This is not about a particular party or legal course of action. Our State needs to recognise that members of TLP ascribe to a religious philosophy that perseveres through our society. Religious sentimentality, concerning incidents of (alleged) blasphemy in Pakistan, stretches back many decades. There was no TLP in existence when thousands protested against blasphemous material on YouTube some years back. TLP had not even been formed when hundreds of thousands of people came out in support of Mumtaz Qadri. Even before that—as far back as Zulfiqar Ali Bhutto’s government—people of Pakistan have come out in support of issues concerning anti-blasphemy. It is not the TLP that has evoked these sentiments amongst regular people. The TLP has merely given such sentiment a face and a voice. And so, banning of TLP will not fix the underlying issue—it will merely shrug it aside for a while—till the next eruption brings it to surface.

Also, while on the issue, let us also have the humility to accept that members of TLP are not all irrational violent beings. Most of the people who came out for the burial of Khadim Husain Rizvi were regular folk—who work in the local shops and factories and offices. They feel passionately about the issue of blasphemy; but that doesn’t mean that they are all ‘terrorists’ or followers of a proscribed ideology.

TLP, in its most basic appeal, represents the sentiments of a large fraction (if not the majority) of the people of Pakistan. In a nation-wide poll concerning the issue, the people of Pakistan (predominantly peaceful in nature) would probably vote in favour of strict government action to curb incidents of blasphemy. And that does not make them evil or bad people.
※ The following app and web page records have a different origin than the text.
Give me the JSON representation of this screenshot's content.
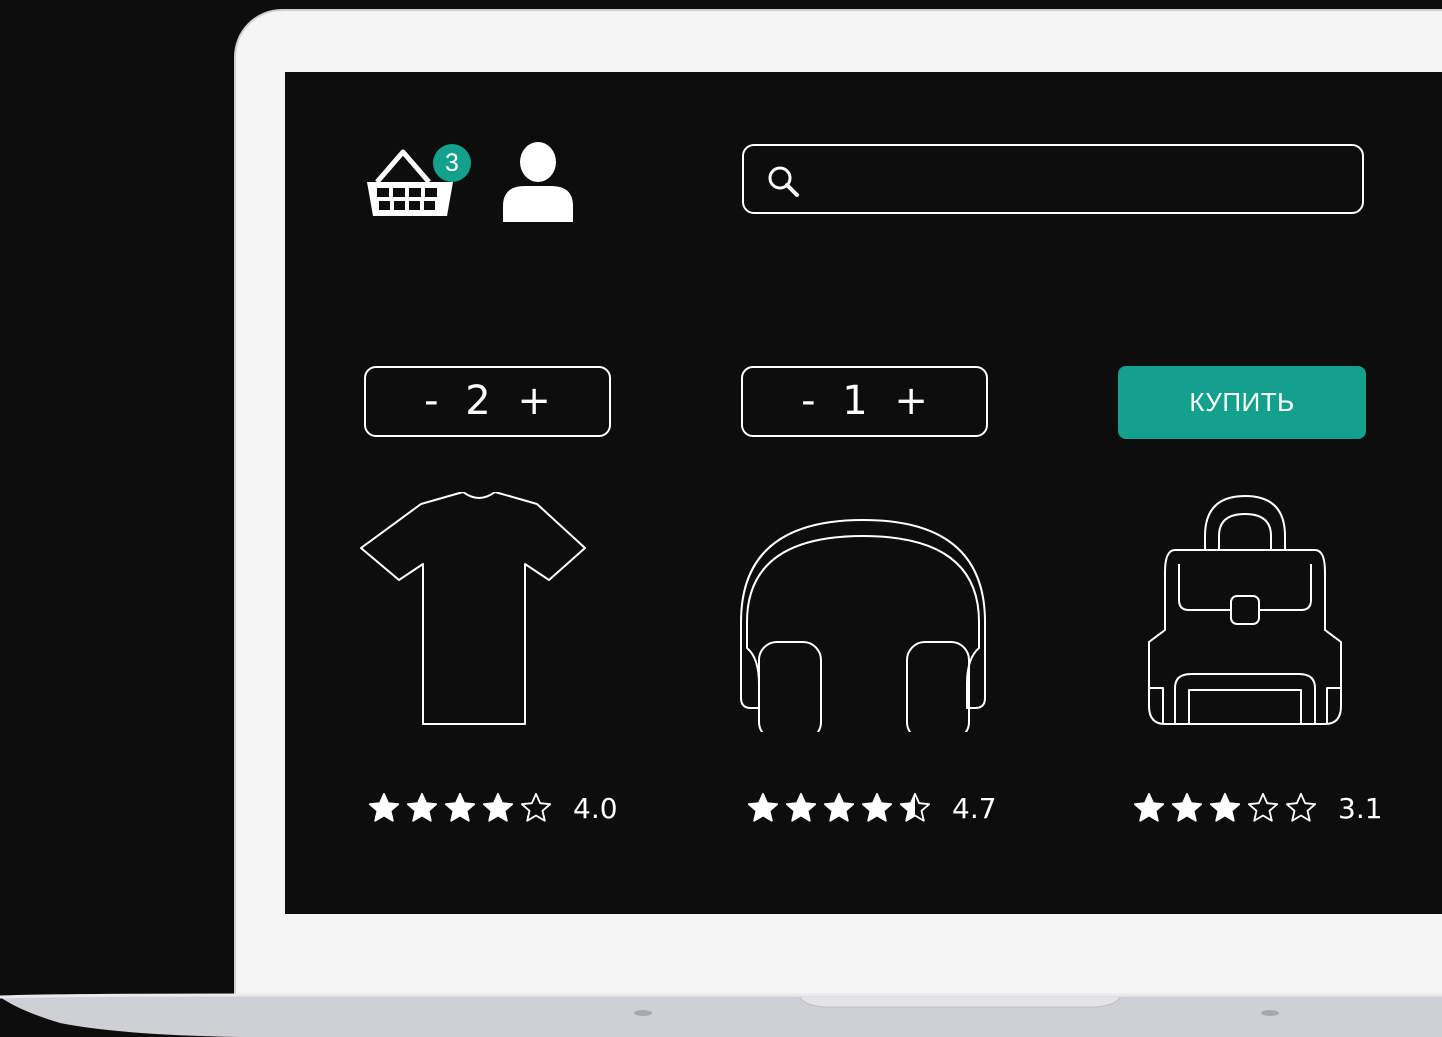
{
  "header": {
    "cart_count": "3",
    "search": {
      "placeholder": "",
      "value": ""
    }
  },
  "products": [
    {
      "name_icon": "t-shirt-icon",
      "quantity": "2",
      "minus": "-",
      "plus": "+",
      "rating": 4.0,
      "rating_label": "4.0"
    },
    {
      "name_icon": "headphones-icon",
      "quantity": "1",
      "minus": "-",
      "plus": "+",
      "rating": 4.7,
      "rating_label": "4.7"
    },
    {
      "name_icon": "backpack-icon",
      "rating": 3.1,
      "rating_label": "3.1"
    }
  ],
  "buy_button": {
    "label": "КУПИТЬ"
  },
  "colors": {
    "accent": "#13a08d",
    "screen_bg": "#0d0d0d",
    "frame": "#f5f5f5"
  }
}
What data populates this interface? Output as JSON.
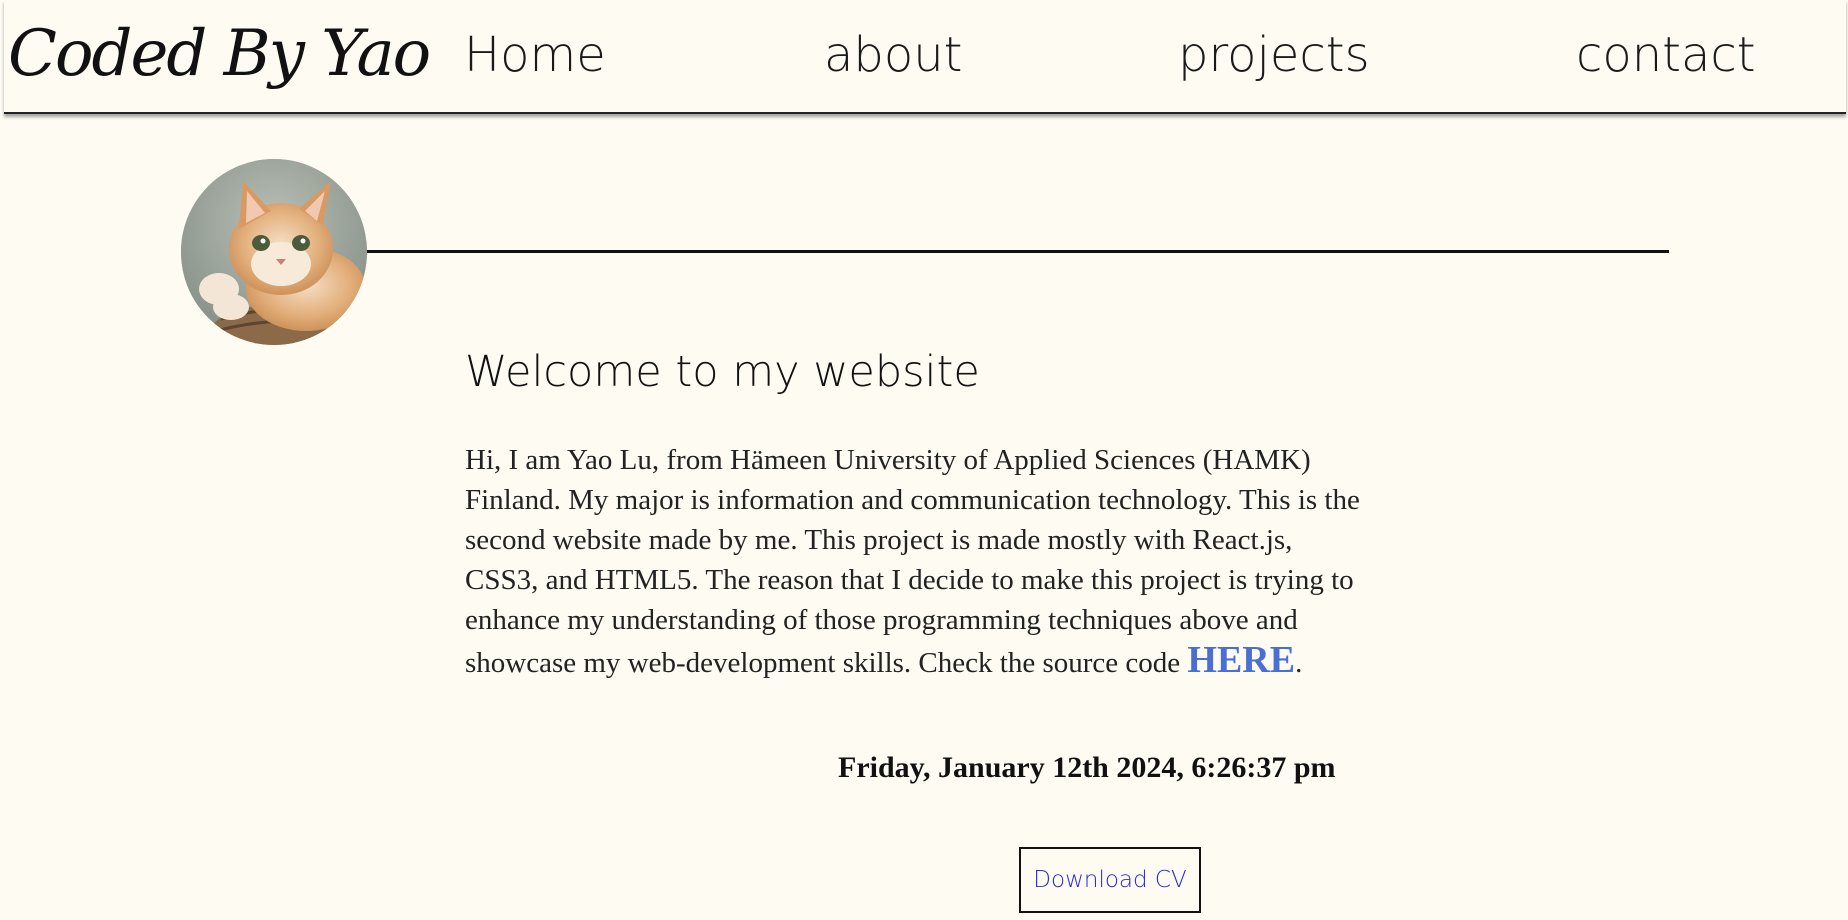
{
  "header": {
    "logo_text": "Coded By Yao",
    "nav": {
      "home": "Home",
      "about": "about",
      "projects": "projects",
      "contact": "contact"
    }
  },
  "profile": {
    "avatar_icon": "cat-photo-avatar"
  },
  "main": {
    "heading": "Welcome to my website",
    "intro_text": "Hi, I am Yao Lu, from Hämeen University of Applied Sciences (HAMK) Finland. My major is information and communication technology. This is the second website made by me. This project is made mostly with React.js, CSS3, and HTML5. The reason that I decide to make this project is trying to enhance my understanding of those programming techniques above and showcase my web-development skills. Check the source code ",
    "source_link_label": "HERE",
    "intro_end": ".",
    "datetime": "Friday, January 12th 2024, 6:26:37 pm",
    "cv_button_label": "Download CV"
  },
  "colors": {
    "background": "#fdfbf2",
    "link": "#4a6fd4",
    "button_text": "#2a2ad8"
  }
}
In the circumstances, the State of Pakistan must devise a long-term peaceful strategy to curb violence, while respecting people’s religious emotions. Where are the ulema of Pakistan, who can explain to the people that violence is not the way of our Prophet (SAWW)? That His (SAWW) infinite respect, in the material and the invisible universe, is not affected by some obscure cartoon in some random publication. That we—sinful souls—are incapable of adding to, subtracting from, or upholding the honour and respect of His (SAWW) majesty. That at best, as His (SAWW) followers, we can only attempt to act in a manner that would be deserving of His (SAWW) intercession. And that burning public property, blocking roads, inconveniencing other people, and beating-up police officials (who are just doing their duty) runs contrary to His (SAWW) peaceful example.

A narrative of this sort—only better—must be deliberately developed and debated across media waves, in order to counter the emotional appeal of TLP. Because till such time that we win the ‘hearts and minds’ of the TLP supporters, in their own theological diction, we will never fully be able to rid ourselves of this violence.

(The writer is a lawyer based in Lahore. He has a Masters in Constitutional Law from Harvard Law School. He can be contacted at saad@post.harvard.edu. Follow him on Twitter)